Strong Consumption Drives China’s Economic Growth

By Sooyu Zheng

China’s economic report for the first half-year was released on the 18th of last month. Data showed the economy expanded at a faster-than-expected 6.9 percent year-on-year in the first six months of 2017.

According to the latest figures from the National Bureau of Statistics China’s economy has maintained steady and sound growth.

There has been a strong growth in consumption in the first half of the year, with the basic retail sector making a comeback. Total retail sales reached $2.54 trillion between January and June, making consumption the major driver of China’s economy, contributing 63.4 percent to economic growth.

Indicators related to daily life, such as jobs, income and CPI were also bright spots. In particular, against a backdrop of supply-side structural reform and demand recovery at home and abroad, the growth of household incomes exceeded growth in GDP, consumption, imports and exports, and private investment.

This was no easy target, which inspired confidence and made it a good foundation for the completion of the year’s expected goals.

Staying tuned into the latest developments in the Chinese economy, international financial heavy weights raised their forecasts on the Chinese economy.

The IMF predicted China 2017 GDP growth at 6.7 percent, 0.1 percentage point higher than its previous estimate.

This shows IMF confidence in China’s economic growth, assessing a solid first quarter underpinned by the supply-side reform, including efforts to reduce excess capacity in the industrial sector.

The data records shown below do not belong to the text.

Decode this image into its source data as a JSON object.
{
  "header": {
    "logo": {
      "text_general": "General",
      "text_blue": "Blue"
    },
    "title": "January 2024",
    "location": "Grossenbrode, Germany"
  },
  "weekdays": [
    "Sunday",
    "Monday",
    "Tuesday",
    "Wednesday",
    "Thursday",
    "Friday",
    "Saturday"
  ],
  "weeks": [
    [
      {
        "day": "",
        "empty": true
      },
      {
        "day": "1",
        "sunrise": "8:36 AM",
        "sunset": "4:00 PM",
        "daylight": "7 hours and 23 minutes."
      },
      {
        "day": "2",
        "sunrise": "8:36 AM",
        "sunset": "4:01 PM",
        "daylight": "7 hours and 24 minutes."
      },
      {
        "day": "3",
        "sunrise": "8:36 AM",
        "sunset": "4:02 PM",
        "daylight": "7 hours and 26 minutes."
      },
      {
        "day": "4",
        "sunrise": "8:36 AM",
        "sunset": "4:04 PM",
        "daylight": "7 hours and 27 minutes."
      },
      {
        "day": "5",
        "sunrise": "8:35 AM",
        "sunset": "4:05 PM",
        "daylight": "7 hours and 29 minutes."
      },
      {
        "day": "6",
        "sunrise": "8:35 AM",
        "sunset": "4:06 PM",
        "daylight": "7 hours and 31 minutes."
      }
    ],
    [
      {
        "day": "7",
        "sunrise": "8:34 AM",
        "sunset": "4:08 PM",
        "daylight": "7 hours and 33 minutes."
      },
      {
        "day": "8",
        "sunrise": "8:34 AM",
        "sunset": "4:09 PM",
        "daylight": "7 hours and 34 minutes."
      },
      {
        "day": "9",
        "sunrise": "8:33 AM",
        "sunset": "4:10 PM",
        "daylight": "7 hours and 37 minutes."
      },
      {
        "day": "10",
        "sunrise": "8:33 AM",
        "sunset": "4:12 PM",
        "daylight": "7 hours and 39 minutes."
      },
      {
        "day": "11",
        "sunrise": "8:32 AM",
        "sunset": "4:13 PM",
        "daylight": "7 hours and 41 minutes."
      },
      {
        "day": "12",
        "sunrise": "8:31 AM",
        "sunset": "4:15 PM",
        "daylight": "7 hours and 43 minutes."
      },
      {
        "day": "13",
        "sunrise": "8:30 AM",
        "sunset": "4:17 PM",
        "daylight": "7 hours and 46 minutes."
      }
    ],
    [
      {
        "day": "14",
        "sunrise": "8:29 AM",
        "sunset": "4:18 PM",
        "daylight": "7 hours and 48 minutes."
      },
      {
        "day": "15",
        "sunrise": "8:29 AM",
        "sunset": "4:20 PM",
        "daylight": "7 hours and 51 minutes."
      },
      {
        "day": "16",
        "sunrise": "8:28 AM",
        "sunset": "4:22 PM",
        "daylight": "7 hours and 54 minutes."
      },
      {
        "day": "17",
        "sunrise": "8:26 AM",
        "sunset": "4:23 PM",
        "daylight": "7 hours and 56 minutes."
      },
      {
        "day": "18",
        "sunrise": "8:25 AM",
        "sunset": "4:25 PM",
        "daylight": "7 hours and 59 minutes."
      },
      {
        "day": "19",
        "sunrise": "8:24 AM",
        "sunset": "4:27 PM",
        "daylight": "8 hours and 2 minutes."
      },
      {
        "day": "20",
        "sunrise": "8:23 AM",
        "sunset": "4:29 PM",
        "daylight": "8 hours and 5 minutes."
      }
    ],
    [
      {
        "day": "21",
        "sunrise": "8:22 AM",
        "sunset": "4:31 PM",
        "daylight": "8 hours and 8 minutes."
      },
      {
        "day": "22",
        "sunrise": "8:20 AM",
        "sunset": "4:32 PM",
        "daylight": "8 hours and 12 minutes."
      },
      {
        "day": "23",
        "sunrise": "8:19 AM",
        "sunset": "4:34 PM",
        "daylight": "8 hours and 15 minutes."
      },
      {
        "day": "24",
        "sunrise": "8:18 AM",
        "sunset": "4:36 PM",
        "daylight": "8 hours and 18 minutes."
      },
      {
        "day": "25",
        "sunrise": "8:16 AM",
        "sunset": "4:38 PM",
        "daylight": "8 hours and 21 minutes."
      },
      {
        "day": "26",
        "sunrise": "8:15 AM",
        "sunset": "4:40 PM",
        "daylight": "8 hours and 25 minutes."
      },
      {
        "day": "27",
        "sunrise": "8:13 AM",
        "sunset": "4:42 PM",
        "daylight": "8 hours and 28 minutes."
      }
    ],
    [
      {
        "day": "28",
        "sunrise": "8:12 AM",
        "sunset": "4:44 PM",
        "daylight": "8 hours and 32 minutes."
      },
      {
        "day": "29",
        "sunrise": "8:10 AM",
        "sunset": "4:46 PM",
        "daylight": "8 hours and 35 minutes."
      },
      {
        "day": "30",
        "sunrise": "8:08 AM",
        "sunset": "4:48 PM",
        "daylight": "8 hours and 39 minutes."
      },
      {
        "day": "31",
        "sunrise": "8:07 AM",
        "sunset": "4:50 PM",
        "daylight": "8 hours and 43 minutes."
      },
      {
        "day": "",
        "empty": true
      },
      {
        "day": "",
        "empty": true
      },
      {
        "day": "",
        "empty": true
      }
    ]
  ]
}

In its latest Outlook supplement the Asian Development Bank (ADB) revised forecasts for China’s growth to 6.7 percent for 2017, up from 6.5 percent, and to 6.4 percent next year from 6.2 percent.

Even though under the new normal and China’s program of structural reform, slower economic growth, international institutions showed less concern on the country’s possible economic hard landing and financial risks compared to last year, and China is expected to continue stabilizing.